_Interface dataset entries_
————————
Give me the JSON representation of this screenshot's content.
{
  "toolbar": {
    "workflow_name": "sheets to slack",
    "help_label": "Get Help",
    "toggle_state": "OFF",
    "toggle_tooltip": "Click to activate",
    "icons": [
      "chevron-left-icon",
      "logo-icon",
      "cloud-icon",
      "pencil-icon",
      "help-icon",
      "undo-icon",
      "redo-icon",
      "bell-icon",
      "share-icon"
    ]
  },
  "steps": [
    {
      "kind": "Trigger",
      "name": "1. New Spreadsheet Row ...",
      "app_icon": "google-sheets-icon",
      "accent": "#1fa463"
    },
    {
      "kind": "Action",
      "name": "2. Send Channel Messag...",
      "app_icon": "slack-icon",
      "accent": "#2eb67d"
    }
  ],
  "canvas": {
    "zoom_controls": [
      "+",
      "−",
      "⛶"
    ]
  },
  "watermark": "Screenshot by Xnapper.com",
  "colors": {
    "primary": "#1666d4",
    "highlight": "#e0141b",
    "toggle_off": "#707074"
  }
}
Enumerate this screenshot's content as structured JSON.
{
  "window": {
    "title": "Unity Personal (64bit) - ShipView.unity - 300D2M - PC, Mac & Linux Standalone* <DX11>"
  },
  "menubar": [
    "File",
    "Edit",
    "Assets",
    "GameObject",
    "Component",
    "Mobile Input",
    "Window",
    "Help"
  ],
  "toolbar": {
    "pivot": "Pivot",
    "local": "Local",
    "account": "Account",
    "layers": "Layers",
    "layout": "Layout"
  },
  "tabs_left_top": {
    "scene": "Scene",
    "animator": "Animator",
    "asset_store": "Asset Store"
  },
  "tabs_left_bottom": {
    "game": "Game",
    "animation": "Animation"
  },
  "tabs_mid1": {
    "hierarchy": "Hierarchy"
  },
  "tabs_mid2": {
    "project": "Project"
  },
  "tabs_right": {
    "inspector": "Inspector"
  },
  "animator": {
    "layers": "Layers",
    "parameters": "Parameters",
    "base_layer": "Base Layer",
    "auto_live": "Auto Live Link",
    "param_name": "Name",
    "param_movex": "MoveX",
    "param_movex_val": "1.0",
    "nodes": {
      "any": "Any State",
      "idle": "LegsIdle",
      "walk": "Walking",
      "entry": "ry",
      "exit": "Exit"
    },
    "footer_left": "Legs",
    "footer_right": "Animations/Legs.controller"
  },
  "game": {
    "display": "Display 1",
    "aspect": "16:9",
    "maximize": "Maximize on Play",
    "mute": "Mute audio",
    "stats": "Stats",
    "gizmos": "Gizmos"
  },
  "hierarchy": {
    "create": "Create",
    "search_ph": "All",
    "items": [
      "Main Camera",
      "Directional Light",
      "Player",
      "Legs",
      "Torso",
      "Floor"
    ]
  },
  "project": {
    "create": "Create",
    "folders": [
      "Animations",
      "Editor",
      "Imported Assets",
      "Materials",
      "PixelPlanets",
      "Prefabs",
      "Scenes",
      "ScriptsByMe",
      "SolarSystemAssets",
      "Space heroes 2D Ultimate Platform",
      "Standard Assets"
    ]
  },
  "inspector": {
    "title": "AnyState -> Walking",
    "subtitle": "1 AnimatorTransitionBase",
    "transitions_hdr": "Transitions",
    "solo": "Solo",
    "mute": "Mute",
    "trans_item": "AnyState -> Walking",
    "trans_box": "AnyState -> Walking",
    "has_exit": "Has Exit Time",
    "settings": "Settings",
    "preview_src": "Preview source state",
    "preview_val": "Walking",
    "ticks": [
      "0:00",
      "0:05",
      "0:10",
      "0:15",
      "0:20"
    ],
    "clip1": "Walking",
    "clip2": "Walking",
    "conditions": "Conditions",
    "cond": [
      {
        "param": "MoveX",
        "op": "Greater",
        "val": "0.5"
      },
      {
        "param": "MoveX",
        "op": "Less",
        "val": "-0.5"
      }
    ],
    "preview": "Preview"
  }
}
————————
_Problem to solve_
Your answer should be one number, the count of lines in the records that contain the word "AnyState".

_Your solution_
3